Blake over at AA-RF sent me this article How Companies Turn Customers’ Big Ideas into Innovations and there is a ton to chew on here… first comment:
“Specifically, 48 percent were unhappy with their company’s ratio of innovation hits to misses, and 51 percent were dissatisfied with how their company identifies new service and product categories.”
The first statistic suggests there is a general lack of understanding about how innovation comes about. A ratio is not a good way to measure innovation success. If not only because success is so hard to measure, and failures are often successes, or at least critical to learning. Over and over again failure is a benchmark for innovation– companies have to fail early, fail often and fail cheaply. Only through multiple rapid failures that teach (and teach something other than don’t fail in front of upper management) can innovation occur. This is one of the reasons so much innovation comes from small companies, who have less to loose and fewer managers who are afraid to be caught failing… The Innovator’s Dilemma is required reading, if by some chance you haven’t gotten to it yet. Despite the book’s bestseller status and the insane number of business articles stating more or less the same thing (fail! fail often! fail small, but fail!) seeing this statistic makes me wonder. Of course it’s possible that executives are complaining in a way that allows for failure– what, .02% success? I want to see that ratio up to .04% by next quarter!– I rather doubt it.
It’s hard though, for a company to be comfortable with low success rates– especially public companies who are expected to show quantifiable success every quarter, and for whom revenue per employee can be a success-measure. This drives companies to do more with less, and get productivity up. But productivity suggests a taylor-esque approach to work. The assembly line is rarely a home for innovation — as you squeeze each second for efficiency, idle thinking is abandoned and no opportunity to explore alternatives (and fail at them!) is possible.
A common solution is the creation of a R&D team.
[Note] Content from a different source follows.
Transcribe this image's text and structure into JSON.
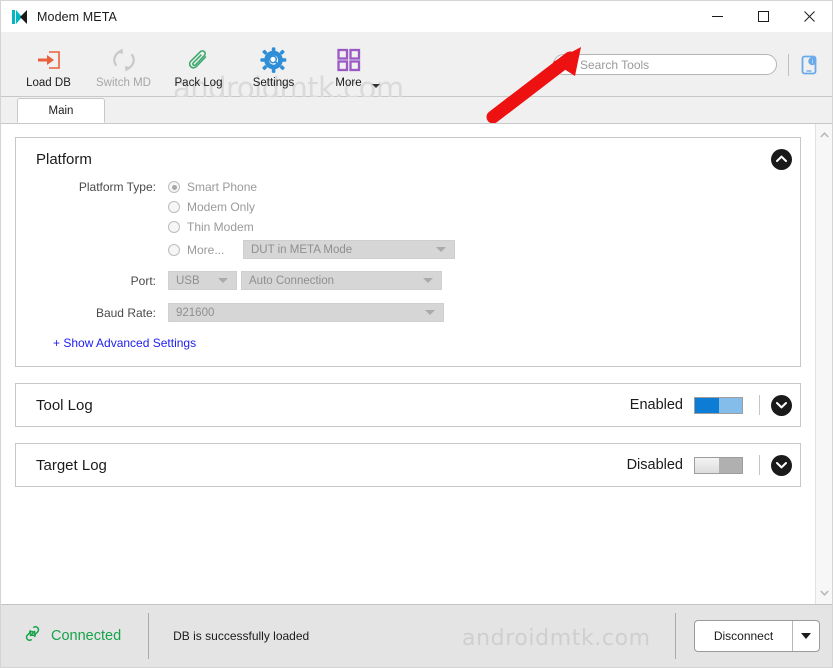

But this is problematic on many levels– innovation is done for its own sake apart from the main work, so it is not always easy to understand how to apply new ideas to existing business. Plus it creates innovation ghettos where the “blessed few” of a company can innovate and outside ideas are left to flounder. Programs like Googles 20% provide an intriguing alternative, but posts like this one do raise questions about its effectiveness.
In my experience, innovation comes out of the unfettered pursuit of excellence… and that provides the clues to managing innovation. It’s not something you do, but rather how you do everything you do. And that is the beginning….